Why Should Medical Writers Learn Medical Terminology?

why-should-medical-writers-learn-medical-terminologyIf you’re a new medical writer, you may wonder which skills are essential for success. Whether you choose to write regulatory documents, promotional content, patient education materials, or journal articles, you’ll need a strong writing foundation. Part of that foundation includes learning to understand, write, speak—in general, to communicate!—using the jargon of the field: medical terminology. 

Why You Should Learn Medical Terminology 

Learning medical terminology is essential to navigating the world of medical communication. In each of the four situations below, you’d rely on your knowledge of medical terminology to succeed in your job.

Deciphering source documents 

It’s common for medical communicators to read medical journals and pharmaceutical documents. Unsurprisingly, these articles are often filled with highly technical medical jargon. 

With a solid knowledge of medical terminology, you’ll be able to understand these documents immediately or decipher medical terms on the basis of their derivation. 

Writing for health care professionals 

If you’re writing for a professional medical audience, you’ll be expected to use correct medical terminology. 

When writing for the public, you’ll need to translate medical terminology to make it easily understood by patients and their family members. At other times, it’s advisable to explicitly define medical terms so that readers can accurately and specifically describe their experiences and symptoms to their physicians. 

Editing manuscripts 

For an editor, it’s important to stay up-to-date on medical terminology and to be familiar with the American Medical Association (AMA) Manual of Style, the standard in medical publishing.
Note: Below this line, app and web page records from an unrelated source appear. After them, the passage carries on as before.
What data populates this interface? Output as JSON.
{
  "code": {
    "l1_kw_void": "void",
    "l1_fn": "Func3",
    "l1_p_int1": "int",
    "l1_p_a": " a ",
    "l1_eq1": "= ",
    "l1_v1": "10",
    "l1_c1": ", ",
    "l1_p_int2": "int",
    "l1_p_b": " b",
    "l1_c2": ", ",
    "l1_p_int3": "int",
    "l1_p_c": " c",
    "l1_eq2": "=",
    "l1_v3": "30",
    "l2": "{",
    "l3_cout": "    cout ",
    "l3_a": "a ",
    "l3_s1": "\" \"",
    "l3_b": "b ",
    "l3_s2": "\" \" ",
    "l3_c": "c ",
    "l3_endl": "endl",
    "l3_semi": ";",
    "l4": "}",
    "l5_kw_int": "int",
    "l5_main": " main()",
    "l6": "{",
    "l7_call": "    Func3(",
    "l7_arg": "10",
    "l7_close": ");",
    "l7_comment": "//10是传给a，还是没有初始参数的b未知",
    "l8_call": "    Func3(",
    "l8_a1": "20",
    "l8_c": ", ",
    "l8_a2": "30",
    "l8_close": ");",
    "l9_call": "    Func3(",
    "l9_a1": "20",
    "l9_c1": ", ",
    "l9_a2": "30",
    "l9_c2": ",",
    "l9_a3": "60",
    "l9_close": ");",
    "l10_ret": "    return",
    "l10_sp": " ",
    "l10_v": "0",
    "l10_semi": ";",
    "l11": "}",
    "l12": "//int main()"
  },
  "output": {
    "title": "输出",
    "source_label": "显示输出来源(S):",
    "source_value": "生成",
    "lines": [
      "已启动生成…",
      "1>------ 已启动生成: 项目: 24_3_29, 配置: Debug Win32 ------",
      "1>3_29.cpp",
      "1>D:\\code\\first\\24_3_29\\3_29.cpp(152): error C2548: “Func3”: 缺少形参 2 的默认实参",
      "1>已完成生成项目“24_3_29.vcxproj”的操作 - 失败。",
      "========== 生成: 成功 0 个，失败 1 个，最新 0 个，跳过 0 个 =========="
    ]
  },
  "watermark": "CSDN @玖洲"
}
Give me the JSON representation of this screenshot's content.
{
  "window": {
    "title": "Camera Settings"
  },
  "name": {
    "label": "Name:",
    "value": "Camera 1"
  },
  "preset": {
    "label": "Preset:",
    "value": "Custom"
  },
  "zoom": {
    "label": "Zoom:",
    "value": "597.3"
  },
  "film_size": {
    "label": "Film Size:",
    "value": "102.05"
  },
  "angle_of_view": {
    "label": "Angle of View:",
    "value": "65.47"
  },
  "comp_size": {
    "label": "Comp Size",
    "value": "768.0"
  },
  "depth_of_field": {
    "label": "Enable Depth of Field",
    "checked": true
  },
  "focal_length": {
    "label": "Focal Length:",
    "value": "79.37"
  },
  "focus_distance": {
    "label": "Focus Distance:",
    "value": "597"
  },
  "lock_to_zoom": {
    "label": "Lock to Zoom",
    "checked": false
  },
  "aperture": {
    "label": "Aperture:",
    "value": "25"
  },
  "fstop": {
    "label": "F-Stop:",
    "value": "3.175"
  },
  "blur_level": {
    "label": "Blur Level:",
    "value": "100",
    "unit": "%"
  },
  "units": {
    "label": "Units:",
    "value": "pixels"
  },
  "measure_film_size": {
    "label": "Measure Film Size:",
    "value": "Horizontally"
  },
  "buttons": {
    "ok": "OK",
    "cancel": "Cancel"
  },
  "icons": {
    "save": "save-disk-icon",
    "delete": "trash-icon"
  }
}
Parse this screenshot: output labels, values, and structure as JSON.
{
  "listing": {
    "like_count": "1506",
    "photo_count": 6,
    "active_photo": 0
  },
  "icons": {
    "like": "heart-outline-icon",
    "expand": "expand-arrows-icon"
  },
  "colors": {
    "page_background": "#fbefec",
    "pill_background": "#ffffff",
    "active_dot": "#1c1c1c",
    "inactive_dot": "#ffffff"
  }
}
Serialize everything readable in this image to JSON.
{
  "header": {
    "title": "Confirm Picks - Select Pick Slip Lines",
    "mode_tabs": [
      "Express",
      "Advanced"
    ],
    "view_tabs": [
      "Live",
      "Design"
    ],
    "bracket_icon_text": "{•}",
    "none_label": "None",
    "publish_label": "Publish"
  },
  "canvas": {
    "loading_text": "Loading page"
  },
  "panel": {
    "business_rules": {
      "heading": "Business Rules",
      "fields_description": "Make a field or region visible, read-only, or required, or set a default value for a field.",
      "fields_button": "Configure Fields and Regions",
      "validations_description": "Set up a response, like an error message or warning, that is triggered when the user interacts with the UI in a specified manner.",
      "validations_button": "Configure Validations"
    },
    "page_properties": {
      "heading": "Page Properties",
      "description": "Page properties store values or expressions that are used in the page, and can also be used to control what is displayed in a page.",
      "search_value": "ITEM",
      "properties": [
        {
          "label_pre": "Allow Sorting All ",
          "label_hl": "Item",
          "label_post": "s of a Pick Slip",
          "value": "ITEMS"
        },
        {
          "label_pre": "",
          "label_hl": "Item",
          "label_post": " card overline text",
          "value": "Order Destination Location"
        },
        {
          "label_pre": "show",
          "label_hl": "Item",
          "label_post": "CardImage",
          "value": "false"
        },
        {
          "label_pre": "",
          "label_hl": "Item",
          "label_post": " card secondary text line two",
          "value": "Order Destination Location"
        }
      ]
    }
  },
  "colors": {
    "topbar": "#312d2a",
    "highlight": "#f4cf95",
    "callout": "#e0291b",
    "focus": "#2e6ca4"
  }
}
Make a habit of checking a medical dictionary regularly if there’s a term you don’t understand immediately. This will help you avoid inadvertently introducing errors or neglecting to correct common medical style mistakes

Communicating with other professionals 

As a medical writer, you will often interview subject matter experts, communicate with potential supervisors or clients, or speak with colleagues about medical communication projects. Having a solid grasp of medical terminology will help you understand what people are talking about. It will also help you present yourself as a valuable professional who can communicate accurately and competently—even about complex or highly technical subjects. 

The Basic Components of Medical Terms

Pick up a medical dictionary and you’ll immediately understand the vastness of medical terminology. As science and health care continue to advance, the dictionaries keep growing. 

A career as a medical writer requires a steady commitment to learning. You’ll need to continually refresh your knowledge of medical terminology and stay on top of the latest technical language in your niche. But no matter how many new medical terms are added each year, the three basic elements remain the same: prefixes, suffixes, and combining forms (word roots followed by vowels).

Prefixes

Prefixes are added before the main part of a word to provide additional meaning. Some prefixes in medical terminology will be familiar from other parts of life. For instance, pre- means “before,” while micro- means “small.”

Here are a few more prefixes commonly found in medical terminology:

  • nano-: one billionth, very small
  • peri-: around
  • supra-: above

Suffixes

Suffixes are placed after the main part of a word to provide additional information. Think about the word “anemia.” The suffix -emia refers to a blood condition. The word “anemia”, for instance, is a combination of an- (meaning without) and -emia (referring to a blood condition). Anemia is a condition in which there is a lack of red blood cells in the body.

Here are a few common medical suffixes:

  • -metry: measurement
  • -plegia: paralysis
  • -rrhea: discharge, excessive flow

Combining forms

In combining forms, a root word is followed by a vowel to aid in pronunciation. For instance, we say venipuncture (“puncture of a vein”), not venpuncture. 

Here are a few examples of combining forms:

  • adip/o: fat
  • lapar/o: loins, abdomen
  • ven/i or ven/o: vein

If you’re well disciplined, you can study medical terminology using textbooks, websites, and a variety of AMWA resources. Once you’ve mastered the basics, schedule time to regularly review new and updated terminology. Mastering medical terms is critical to becoming a successful medical writer.

Ultimate_Guide_to_Becoming_a_Medical_Writer_Download

October 19, 2020 at 8:00 AM

American Medical Writers Association

AMWA is the leading resource for medical communicators. The AMWA Blog is developed in partnership with community members who work every day to create clear communications that lead to better health and well-being.